What you should do ▸
Among these records, which lines include "title"? Copy them out.

Data in this exercise ▸
== Segment start ==
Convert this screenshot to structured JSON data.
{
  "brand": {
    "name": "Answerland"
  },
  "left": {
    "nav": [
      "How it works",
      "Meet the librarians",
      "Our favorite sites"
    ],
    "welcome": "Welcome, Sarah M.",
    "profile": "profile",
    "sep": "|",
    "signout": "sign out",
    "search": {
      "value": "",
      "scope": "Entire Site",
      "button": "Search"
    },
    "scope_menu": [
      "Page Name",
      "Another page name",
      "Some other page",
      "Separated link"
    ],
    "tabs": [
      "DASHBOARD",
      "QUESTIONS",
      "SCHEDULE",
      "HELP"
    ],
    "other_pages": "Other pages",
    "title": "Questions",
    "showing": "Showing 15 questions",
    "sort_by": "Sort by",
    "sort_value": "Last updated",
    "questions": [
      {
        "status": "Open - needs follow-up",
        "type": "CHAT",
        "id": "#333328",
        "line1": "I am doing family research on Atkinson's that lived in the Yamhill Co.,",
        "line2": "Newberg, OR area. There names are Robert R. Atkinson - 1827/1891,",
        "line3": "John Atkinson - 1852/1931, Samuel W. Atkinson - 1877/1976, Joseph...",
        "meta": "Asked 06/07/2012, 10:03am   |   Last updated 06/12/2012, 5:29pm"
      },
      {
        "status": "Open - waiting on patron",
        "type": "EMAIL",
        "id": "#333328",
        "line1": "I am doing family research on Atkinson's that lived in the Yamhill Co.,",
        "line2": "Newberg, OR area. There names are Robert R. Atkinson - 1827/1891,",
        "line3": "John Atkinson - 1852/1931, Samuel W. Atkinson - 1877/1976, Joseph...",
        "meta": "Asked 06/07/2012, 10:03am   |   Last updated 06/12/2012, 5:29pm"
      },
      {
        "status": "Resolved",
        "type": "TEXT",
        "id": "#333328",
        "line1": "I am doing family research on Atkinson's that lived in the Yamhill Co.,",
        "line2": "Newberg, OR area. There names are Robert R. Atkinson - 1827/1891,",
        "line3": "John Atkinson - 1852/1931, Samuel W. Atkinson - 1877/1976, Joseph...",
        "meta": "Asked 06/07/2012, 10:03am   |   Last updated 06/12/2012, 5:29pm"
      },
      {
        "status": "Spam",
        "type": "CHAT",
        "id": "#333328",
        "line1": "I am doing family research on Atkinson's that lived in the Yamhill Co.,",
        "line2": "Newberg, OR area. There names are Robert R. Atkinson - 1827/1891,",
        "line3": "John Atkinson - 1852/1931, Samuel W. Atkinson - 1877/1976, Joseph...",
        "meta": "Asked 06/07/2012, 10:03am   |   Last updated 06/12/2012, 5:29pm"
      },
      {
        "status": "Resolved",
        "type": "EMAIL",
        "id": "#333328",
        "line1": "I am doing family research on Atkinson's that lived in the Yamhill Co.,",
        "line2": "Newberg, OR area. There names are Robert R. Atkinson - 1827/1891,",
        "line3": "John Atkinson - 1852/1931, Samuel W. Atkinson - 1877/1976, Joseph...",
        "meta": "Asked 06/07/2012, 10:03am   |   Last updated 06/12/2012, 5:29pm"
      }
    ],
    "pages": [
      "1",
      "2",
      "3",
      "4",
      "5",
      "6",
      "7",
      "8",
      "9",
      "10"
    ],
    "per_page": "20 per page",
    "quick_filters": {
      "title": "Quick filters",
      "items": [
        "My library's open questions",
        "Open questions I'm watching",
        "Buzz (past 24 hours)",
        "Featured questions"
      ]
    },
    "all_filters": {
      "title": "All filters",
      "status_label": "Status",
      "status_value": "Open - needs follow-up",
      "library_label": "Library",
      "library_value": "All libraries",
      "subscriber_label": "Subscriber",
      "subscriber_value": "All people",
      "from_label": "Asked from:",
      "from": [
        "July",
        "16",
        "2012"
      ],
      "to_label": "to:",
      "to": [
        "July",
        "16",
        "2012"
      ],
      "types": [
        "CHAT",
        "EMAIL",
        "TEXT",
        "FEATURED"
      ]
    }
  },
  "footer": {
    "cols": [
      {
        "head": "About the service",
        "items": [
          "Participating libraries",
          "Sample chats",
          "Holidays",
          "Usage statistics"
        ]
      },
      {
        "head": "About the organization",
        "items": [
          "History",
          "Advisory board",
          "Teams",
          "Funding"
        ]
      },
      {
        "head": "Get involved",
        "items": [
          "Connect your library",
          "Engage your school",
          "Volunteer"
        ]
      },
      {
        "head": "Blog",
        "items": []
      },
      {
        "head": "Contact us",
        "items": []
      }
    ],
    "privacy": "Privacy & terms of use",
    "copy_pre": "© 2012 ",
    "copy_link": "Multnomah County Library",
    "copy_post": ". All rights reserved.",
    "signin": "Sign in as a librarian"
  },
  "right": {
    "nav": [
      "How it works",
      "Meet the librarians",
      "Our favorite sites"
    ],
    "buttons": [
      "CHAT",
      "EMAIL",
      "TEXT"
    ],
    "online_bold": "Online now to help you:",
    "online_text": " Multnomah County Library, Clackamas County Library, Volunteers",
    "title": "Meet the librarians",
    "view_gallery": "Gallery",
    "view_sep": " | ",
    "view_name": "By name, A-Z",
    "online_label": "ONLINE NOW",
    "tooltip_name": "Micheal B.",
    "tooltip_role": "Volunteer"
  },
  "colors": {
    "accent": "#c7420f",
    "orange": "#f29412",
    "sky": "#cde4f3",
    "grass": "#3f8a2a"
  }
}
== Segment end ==
Exercise result ▸
    "title": "Questions",
      "title": "Quick filters",
      "title": "All filters",
    "title": "Meet the librarians",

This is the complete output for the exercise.